Featuring a diverse mix of 60 films from 19 countries – including Argentina, Australia, Austria, Belgium, Brazil, Canada, Cuba, Denmark, France, Greece, India, Israel, Italy, Netherlands, Spain, Switzerland and Taiwan, as well as the UK and USA – the festival showcases many seasoned and rising stars in the entertainment field: SNL actor Cheri Oteri, Oscar nominee Jacki Weaver, Lucy Liu, and Star Trek stalwart George Takei, who narrates WHO’S ON TOP, a documentary about transcending life’s hurdles as members of the LGBTQ+ community set out to ascend Mt. Hood, Oregon’s tallest mountain.
Fionn Whitehead, the handsome lead actor from DUNKIRK, stars in the opening night feature, PORT AUTHORITY, a gritty, contemporary drama set in Manhattan, with subtle riffs on Romeo and Juliet. Directed by Danielle Lessovitz in her debut, PORT AUTHORITY explores a surreal cityscape where a troubled young white man running away from his life in the Midwest finds a haven in the colorful trans community. Trans actor Leyna Brown co-stars as the exotic kiki ballroom performer who captures his heart. Martin Scorsese served as executive producer. (Available Oct 2-3).
Fans of STAGE MOTHER, which debuted in August in Tampa, will be delighted to find it has been brought back as the centerpiece screening of the current festival. Directed by Thom Fitzgerald, this audacious tale of a conservative church choir director from Texas who finds she’s inherited her late, estranged son’s drag club in San Francisco, pushes the edges on many levels. Jacki Weaver, who’s been nominated twice for an Academy Award, tackles the title role. Adrian Grenier and Lucy Liu co-star. (Available Oct. 9-10).
Other highlights include. . .
SURVIVING THE SILENCE: The Untold Story of Two Women in Love Who Helped Change Military Policy, a 2019 documentary exploring the emotional coming-out story of Colonel Patsy Thompson and her wife Barbara Brass, who had to keep their relationship secret for years. (Available Oct. 14-17).
BARE: Belgian choreographer Thierry Smits invites 11 male dancers to document the creation of a fully nude dance production. Director Aleksandr M. Vinogradov films the rehearsals and production with a gimlet eye, exposing the soul-baring intensity of the creative process and ultimate artistic liberation. (Available Oct. 10-17).
STEELERS: The World’s First Gay Rugby Club. Directed by one of their own, Eammon Ashton-Atkinson, this candid documentary reveals the challenges of a rough-and-tumble rugger team and their “spunky lesbian coach” as they prepare for the world tournament, the Bingham Cup. (Available Oct. 10-17).

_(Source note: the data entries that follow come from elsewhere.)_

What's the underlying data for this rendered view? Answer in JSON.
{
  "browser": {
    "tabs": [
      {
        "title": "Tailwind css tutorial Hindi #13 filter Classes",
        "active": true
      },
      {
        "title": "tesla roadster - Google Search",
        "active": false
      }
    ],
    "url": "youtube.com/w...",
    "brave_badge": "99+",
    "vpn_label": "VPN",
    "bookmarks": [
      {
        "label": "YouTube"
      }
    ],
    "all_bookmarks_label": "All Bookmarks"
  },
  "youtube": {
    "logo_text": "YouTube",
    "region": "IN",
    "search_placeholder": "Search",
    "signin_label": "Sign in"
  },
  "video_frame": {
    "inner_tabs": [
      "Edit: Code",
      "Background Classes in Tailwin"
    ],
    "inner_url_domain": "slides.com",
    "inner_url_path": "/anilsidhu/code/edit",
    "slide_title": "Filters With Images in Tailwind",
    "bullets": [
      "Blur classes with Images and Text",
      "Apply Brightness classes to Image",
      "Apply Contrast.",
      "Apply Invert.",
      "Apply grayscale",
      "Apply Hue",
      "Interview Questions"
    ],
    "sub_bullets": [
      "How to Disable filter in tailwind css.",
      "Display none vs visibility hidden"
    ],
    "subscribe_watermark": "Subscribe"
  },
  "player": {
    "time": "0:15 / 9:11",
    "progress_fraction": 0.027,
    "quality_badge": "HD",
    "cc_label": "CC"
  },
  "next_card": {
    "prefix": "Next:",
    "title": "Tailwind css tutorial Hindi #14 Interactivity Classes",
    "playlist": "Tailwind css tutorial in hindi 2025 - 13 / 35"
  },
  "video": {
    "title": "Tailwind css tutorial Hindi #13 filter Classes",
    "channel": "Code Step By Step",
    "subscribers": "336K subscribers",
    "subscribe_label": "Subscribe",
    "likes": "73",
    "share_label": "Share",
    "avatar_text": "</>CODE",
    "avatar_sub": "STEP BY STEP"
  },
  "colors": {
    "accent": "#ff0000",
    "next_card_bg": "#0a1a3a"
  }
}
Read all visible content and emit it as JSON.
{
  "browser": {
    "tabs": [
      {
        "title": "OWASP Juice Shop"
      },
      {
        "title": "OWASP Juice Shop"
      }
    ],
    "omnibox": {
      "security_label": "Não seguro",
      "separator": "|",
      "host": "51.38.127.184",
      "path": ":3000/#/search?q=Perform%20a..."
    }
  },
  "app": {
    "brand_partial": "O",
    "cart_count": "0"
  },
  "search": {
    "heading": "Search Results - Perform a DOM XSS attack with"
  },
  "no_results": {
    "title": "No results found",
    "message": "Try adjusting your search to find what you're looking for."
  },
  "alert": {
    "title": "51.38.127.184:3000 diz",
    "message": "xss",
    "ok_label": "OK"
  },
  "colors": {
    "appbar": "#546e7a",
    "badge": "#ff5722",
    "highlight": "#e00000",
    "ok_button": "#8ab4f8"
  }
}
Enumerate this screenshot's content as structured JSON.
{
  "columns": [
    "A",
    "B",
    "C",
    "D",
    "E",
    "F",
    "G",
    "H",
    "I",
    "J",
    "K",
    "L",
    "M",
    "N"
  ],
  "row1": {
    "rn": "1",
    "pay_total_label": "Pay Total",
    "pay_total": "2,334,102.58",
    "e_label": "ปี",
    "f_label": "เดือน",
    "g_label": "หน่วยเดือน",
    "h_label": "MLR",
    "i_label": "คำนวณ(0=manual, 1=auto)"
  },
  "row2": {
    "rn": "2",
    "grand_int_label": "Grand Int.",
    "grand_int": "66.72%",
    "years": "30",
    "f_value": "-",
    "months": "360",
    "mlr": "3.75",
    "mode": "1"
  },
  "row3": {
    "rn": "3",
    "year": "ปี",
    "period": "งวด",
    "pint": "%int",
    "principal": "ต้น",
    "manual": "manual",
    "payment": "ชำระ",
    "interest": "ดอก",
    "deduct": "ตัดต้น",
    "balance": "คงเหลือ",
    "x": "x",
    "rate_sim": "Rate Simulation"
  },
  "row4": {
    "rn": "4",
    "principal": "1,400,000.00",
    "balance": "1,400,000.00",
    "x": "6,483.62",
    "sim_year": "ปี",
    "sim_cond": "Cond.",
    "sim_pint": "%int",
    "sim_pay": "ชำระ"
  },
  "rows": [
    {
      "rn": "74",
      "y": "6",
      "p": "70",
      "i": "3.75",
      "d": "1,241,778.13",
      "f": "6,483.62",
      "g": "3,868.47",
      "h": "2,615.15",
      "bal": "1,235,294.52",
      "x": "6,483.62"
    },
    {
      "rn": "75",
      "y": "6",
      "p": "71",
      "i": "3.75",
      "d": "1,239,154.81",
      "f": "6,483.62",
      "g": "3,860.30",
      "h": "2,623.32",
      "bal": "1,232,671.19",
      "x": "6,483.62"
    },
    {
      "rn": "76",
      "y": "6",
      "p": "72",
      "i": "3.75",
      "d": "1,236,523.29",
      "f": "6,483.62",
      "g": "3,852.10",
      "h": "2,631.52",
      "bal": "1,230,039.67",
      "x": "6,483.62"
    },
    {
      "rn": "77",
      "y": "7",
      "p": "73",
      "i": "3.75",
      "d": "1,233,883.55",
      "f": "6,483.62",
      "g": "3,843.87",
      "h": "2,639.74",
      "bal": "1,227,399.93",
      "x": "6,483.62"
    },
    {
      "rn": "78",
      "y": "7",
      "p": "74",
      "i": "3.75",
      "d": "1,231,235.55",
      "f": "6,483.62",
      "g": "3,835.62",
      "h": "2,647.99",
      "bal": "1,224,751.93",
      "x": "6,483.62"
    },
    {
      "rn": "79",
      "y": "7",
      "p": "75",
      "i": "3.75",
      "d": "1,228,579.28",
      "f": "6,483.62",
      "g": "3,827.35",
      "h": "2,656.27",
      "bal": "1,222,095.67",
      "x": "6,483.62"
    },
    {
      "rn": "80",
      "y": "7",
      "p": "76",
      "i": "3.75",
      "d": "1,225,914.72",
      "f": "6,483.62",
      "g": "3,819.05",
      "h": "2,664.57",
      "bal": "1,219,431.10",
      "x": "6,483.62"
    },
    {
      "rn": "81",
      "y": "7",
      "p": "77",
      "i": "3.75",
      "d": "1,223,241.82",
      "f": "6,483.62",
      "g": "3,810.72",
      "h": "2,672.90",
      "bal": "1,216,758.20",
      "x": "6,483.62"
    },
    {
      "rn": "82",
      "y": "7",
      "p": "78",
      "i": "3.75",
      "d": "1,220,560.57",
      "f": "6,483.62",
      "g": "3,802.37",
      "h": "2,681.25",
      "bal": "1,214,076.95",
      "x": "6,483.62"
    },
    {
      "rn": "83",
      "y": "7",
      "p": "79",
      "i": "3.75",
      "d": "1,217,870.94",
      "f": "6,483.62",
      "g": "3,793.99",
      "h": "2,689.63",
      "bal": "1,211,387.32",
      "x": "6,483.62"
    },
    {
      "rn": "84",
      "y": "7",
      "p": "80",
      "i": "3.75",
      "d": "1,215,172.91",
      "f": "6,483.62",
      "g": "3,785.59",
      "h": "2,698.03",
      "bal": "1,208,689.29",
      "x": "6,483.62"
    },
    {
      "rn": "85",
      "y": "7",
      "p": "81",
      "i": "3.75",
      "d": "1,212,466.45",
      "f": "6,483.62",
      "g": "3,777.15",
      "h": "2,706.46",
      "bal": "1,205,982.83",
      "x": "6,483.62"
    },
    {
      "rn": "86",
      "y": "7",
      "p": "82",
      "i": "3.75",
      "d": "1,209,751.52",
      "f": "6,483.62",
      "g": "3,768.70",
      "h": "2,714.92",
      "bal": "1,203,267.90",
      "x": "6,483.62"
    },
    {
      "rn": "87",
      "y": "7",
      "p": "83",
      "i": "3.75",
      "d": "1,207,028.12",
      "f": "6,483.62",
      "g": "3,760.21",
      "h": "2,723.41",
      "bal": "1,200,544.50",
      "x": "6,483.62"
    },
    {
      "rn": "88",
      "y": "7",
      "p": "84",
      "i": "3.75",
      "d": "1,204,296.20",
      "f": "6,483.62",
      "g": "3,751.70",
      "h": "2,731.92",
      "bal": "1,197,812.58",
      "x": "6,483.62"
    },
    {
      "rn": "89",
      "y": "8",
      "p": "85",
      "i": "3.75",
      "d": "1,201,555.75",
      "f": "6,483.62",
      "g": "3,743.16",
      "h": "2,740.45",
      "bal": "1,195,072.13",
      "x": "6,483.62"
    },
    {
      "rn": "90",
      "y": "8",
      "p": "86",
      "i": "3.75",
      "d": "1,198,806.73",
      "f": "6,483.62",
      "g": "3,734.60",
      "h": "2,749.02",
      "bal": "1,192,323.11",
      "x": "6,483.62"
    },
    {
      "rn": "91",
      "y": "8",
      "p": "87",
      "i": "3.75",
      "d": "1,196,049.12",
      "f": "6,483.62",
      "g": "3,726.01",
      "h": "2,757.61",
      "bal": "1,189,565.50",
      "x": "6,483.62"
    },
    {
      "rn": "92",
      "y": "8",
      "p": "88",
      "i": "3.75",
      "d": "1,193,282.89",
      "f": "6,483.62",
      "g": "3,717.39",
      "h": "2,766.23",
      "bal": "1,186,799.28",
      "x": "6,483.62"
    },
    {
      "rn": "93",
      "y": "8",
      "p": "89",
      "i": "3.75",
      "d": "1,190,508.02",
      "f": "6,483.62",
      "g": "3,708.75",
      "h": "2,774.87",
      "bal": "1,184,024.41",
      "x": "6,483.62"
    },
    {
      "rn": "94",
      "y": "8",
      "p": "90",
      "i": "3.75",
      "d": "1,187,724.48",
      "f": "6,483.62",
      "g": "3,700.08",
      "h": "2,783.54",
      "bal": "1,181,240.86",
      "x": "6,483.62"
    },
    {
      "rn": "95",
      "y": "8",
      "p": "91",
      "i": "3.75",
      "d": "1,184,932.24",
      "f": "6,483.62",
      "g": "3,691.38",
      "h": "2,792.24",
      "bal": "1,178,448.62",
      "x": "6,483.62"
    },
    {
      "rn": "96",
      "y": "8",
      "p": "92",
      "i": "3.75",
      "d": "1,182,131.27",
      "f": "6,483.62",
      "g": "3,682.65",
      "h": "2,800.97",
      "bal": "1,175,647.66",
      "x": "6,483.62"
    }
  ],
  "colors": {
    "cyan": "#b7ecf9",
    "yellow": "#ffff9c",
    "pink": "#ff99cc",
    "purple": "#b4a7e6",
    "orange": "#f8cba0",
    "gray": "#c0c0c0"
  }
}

A SKELETON IN THE CLOSET (Todos Tenemos un Muerto en el Placard o un Hijo en el Closet): A new film fresh from Argentina, this comic coming-of-age story packs a powerful punch with its depiction of a family wrestling with many layers of prejudice and pride. (Available Oct. 3-17).
Many of this year’s most intriguing offerings are in the festival’s popular Shorts program, available in three different packages, or as part of the access-pass for all films. Themes include hilarious takes on a zany bat mitzvah, glam rock, reincarnation, magic, fantasy, HIV/AIDS, teen romance and struggles with gender identity.
And for the closing night, TIGLFF has selected TWO OF US (Deux), a provocative lesbian drama/romance from France. TWO OF US exudes a rich mélange of styles – part love story, thriller and comedy. Starring Barbara Sukowa, well-known to fans of Fassbinder’s films, and Martine Chevalier, this twisty tale of life-altering experiences has been called “a tight, briskly intelligent chamber drama” by The Hollywood Reporter. Filippo Meneghetti directed. (Available Oct 17-18).
More trailers are available on the TIGLFF YouTube channel